The Week in Business: Economic Sanctions Take a Toll

More than two million people have fled Ukraine in the last two weeks as Russia’s invasion of the country claimed thousands of lives and cut off access to water and electricity in some cities. In response to the humanitarian crisis, more than 300 companies have withdrawn at least some operations in Russia, according to a list kept by the Yale School of Management. Retail companies closed stores, fast-food restaurants paused operations and business services firms removed Russian partners from their umbrella networks. But some of these measures have drawbacks. They could hurt Russian civilians or other countries that are allied against Russia. President Vladimir V. Putin accused the United States of waging “an economic war” against Russia on Wednesday and the next day told officials in a televised meeting that the assets of U.S. companies that pull out of Russia should be nationalized.

The price of gas was rising before Russia invaded Ukraine and has gone up every day since. Climbing prices are partly a result of Western sanctions on Russia, and the increases will probably continue after announcements on Tuesday that the United States and Britain would ban imports of Russian energy. Though Russia exports only a small amount of oil to the United States, the country is one of the top three oil producers in the world, and replacing its supply will not be easy. Some countries that could help fill the void, like Venezuela and Iran, are under American sanctions. And while the United States could increase production, doing so would take years.

On Tuesday, Hawaii became the last state to announce it would end its indoor mask mandate. As governments roll back pandemic restrictions, businesses have been left to navigate which precautions to impose voluntarily. Some restaurants in New York City have continued to require proof of vaccination for indoor diners even though the city’s requirement to do so expired last Monday. In at least one case, at a restaurant in Greenwich Village that was still asking diners to provide proof of vaccination, a protest followed.

The Labor Department reported new data on Thursday that showed prices of food, rent and gas continued their steep climb in February, a trend of rapid inflation that economists said they expected to continue in the coming months. The Consumer Price Index rose by 7.9 percent, the fastest pace of annual inflation in 40 years. On Wednesday, the Federal Reserve is expected to announce that it will increase interest rates by a quarter of a percentage point, in an attempt to cool the economy.

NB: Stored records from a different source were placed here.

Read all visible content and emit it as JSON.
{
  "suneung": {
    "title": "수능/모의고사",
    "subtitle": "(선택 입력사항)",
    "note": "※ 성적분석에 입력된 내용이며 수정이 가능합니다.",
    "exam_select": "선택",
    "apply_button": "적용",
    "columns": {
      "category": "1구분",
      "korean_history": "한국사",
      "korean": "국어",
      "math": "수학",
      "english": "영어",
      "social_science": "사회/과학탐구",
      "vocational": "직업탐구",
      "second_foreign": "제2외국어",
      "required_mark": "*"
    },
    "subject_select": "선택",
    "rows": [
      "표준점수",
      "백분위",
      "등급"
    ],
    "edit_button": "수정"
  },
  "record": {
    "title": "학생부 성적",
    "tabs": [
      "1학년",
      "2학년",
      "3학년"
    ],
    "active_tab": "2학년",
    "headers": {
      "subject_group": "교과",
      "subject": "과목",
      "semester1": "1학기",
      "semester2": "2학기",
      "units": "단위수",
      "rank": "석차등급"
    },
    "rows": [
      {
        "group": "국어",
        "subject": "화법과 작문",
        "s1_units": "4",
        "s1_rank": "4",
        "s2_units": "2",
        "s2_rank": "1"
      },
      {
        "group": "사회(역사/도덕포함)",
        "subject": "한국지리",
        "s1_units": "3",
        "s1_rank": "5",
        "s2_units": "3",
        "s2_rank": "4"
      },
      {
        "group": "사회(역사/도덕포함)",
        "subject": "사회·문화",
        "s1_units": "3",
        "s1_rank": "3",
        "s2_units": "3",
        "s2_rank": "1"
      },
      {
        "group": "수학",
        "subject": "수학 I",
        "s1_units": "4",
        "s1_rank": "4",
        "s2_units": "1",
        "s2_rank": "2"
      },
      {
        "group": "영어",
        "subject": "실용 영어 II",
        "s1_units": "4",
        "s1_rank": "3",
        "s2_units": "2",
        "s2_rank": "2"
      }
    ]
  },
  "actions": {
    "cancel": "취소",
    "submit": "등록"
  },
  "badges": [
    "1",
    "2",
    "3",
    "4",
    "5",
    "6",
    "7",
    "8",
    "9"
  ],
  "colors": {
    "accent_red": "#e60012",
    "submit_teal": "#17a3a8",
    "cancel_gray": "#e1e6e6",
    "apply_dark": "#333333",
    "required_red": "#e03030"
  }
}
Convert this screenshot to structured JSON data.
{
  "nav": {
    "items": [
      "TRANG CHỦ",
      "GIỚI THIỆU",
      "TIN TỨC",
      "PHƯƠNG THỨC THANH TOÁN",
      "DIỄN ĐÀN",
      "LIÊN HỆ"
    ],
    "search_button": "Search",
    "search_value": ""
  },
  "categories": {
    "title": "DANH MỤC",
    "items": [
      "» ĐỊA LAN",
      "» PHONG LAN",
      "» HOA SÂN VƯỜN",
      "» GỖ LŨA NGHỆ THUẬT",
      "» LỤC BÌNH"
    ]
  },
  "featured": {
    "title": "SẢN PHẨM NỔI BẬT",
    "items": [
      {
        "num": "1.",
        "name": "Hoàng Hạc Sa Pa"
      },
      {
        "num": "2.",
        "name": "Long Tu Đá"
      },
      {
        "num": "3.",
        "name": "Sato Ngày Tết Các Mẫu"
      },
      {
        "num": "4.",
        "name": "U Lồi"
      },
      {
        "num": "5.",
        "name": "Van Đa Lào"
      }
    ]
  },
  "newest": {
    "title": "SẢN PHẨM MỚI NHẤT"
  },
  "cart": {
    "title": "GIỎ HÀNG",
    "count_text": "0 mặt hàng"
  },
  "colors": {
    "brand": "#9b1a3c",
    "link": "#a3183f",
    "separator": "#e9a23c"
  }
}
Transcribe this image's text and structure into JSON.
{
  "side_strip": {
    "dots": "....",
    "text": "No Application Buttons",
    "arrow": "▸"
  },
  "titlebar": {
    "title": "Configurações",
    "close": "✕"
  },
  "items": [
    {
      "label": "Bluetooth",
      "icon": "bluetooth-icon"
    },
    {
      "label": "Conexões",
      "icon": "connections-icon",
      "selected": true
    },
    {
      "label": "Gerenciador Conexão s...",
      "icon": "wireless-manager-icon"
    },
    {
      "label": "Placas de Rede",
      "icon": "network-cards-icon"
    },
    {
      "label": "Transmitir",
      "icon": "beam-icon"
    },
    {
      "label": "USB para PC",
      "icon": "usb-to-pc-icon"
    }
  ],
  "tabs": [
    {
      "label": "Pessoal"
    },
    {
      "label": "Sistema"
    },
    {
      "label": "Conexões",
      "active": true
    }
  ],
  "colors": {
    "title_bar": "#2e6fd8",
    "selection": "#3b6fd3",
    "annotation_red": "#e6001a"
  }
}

On Monday, the Biden administration proposed new limits on pollution from buses and heavy-duty trucks like tractor-trailers and delivery vans. The proposed rule, which is expected to be finalized by the end of the year, would require makers of heavy trucks to reduce emissions of nitrogen dioxide — which has been linked to lung cancer and heart disease and premature deaths — by 90 percent, beginning with the model year 2027, and to slightly reduce their carbon dioxide emissions, beginning with the model year 2024. It would be the first time tailpipe emissions standards have been tightened for heavy trucks in 20 years.

In January, the Theranos founder Elizabeth Holmes was found guilty of four counts of fraud for lying to investors about her blood testing start-up Theranos. On Tuesday, the trial begins for her business partner and former boyfriend, Ramesh Balwani. During her trial, Ms. Holmes blamed Mr. Balwani for the downfall of her company and accused him of abuse. He faces the same 12 charges as Ms. Holmes did, and he has pleaded not guilty.

Apple unveiled a new iPhone, iPad and other gadgets. “The Batman” cleaned up at the box office. Lululemon will soon offer shoes. And after Major League Baseball owners reached an agreement with the league’s players’ union, baseball is back.